Nancy Harrow – singer (90) – After making two excellent albums during 1960-62, Harrow raised a family, not returning to fulltime singing until 1975. She has since recorded many underrated gems whether they were standards, her own originals, or tunes taken from unusual sources.
David Amram – French horn, piano, pennywhistle, flute (90) – A true Renaissance man, throughout his career Amram gave one the impression that he could enthusiastically jam with musicians from any culture. In the jazz world he recorded with Lionel Hampton, Bobby Jaspar, Oscar Pettiford, Kenny Dorham, Mary Lou Williams, and Dizzy Gillespie among others. He also wrote film scores, was involved in the Jazz & Poetry movement, composed classical works, and led a wide variety of fascinating recordings, often teaming together unusual groups of musicians.

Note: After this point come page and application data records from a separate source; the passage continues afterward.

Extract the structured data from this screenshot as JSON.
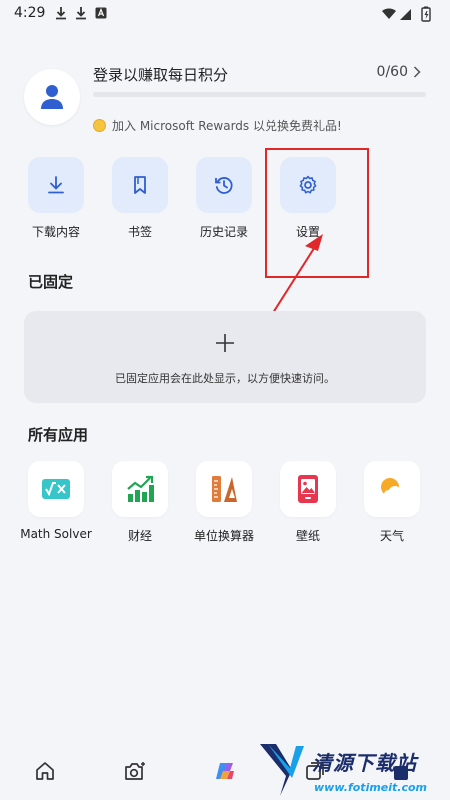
{
  "status_bar": {
    "time": "4:29"
  },
  "profile": {
    "login_text": "登录以赚取每日积分",
    "points": "0/60",
    "progress_fraction": 0,
    "rewards_text": "加入 Microsoft Rewards 以兑换免费礼品!"
  },
  "quick_actions": [
    {
      "label": "下载内容",
      "icon": "download-icon"
    },
    {
      "label": "书签",
      "icon": "bookmark-icon"
    },
    {
      "label": "历史记录",
      "icon": "history-icon"
    },
    {
      "label": "设置",
      "icon": "gear-icon"
    }
  ],
  "pinned": {
    "title": "已固定",
    "hint": "已固定应用会在此处显示，以方便快速访问。"
  },
  "apps": {
    "title": "所有应用",
    "items": [
      {
        "label": "Math Solver",
        "icon": "math-solver-icon"
      },
      {
        "label": "财经",
        "icon": "finance-icon"
      },
      {
        "label": "单位换算器",
        "icon": "unit-converter-icon"
      },
      {
        "label": "壁纸",
        "icon": "wallpaper-icon"
      },
      {
        "label": "天气",
        "icon": "weather-icon"
      }
    ]
  },
  "bottom_nav": [
    "home-icon",
    "camera-icon",
    "copilot-icon",
    "tabs-icon"
  ],
  "watermark": {
    "text": "清源下载站",
    "url": "www.fotimeit.com"
  },
  "colors": {
    "accent": "#3a73e0",
    "tile_bg": "#e1ebfb",
    "highlight": "#e0282b"
  }
}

There are also quite a few major musicians who are in their mid-to-late 80’s who should be mentioned. Trumpeter Dizzy Reece, tenor-saxophonist Plas Johnson and guitarists John Pisano and Kenny Burrell are currently 89. Among those turning 88 during the past year are Quincy Jones, trombonist-arranger Slide Hampton, pianist-arranger Lalo Schifrin, altoists Jerry Dodgion, Sadao Watanabe, John Handy and Sonny Simmons, and pianist-composer Dave Frishberg. The 87-year olds include tenor and soprano-saxophonist and composer Wayne Shorter, altoist Lanny Morgan, and clarinetist Joe Licari. The great 86 year olds are cornetist Bobby Bradford, trombonists Herb Gardner and Curtis Fuller, tenors Houston Person and George Coleman, vibraphonist Karl Berger, and pianist-composers Dave Grusin and Abdullah Ibrahim. Finally, the 85 year olds include trumpeter Don Rader, trombonist Julian Priester, guitarist Sonny Greenwich, pianist-singer Les McCann, pianists Ran Blake and Ramsey Lewis, bassist Cecil McBee, and drummer Albert “Tootie” Heath.

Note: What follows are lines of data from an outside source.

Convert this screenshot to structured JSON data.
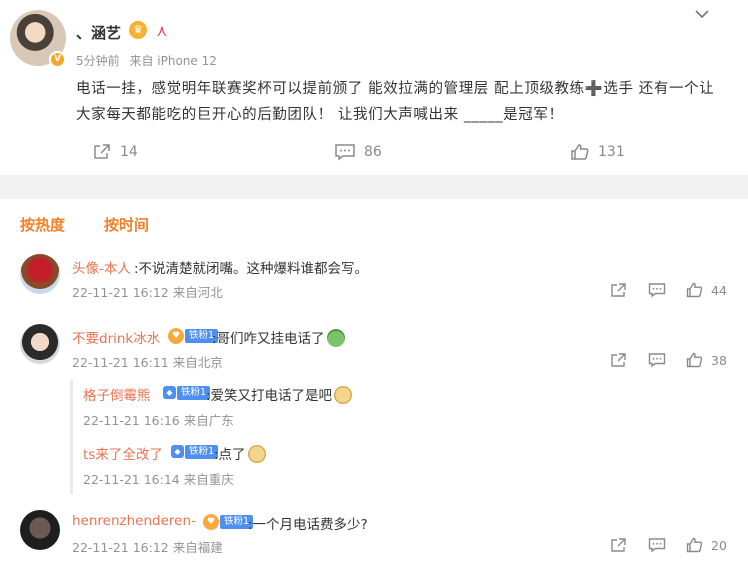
{
  "post": {
    "username": "、涵艺",
    "meta_time": "5分钟前",
    "meta_source": "来自 iPhone 12",
    "verify_badge": "V",
    "body": "电话一挂，感觉明年联赛奖杯可以提前颁了 能效拉满的管理层 配上顶级教练➕选手 还有一个让大家每天都能吃的巨开心的后勤团队！ 让我们大声喊出来 _____是冠军！",
    "repost_count": "14",
    "comment_count": "86",
    "like_count": "131"
  },
  "tabs": {
    "hot": "按热度",
    "time": "按时间"
  },
  "comments": [
    {
      "name": "头像-本人",
      "text": ":不说清楚就闭嘴。这种爆料谁都会写。",
      "meta": "22-11-21 16:12 来自河北",
      "likes": "44"
    },
    {
      "name": "不要drink冰水",
      "fan_level": "铁粉1",
      "text": ":哥们咋又挂电话了",
      "meta": "22-11-21 16:11 来自北京",
      "likes": "38",
      "replies": [
        {
          "name": "格子倒霉熊",
          "fan_level": "铁粉1",
          "text": ":爱笑又打电话了是吧",
          "meta": "22-11-21 16:16 来自广东"
        },
        {
          "name": "ts来了全改了",
          "fan_level": "铁粉1",
          "text": ":点了",
          "meta": "22-11-21 16:14 来自重庆"
        }
      ]
    },
    {
      "name": "henrenzhenderen-",
      "fan_level": "铁粉1",
      "text": ":一个月电话费多少?",
      "meta": "22-11-21 16:12 来自福建",
      "likes": "20"
    }
  ],
  "colors": {
    "accent": "#f48027",
    "name": "#eb7350",
    "meta": "#939393",
    "divider": "#f2f2f2"
  }
}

While the jazz life can be rough and has resulted in many casualties, it is also true that the music keeps one young. Each of the musicians mentioned in this piece deserve to be celebrated and applauded.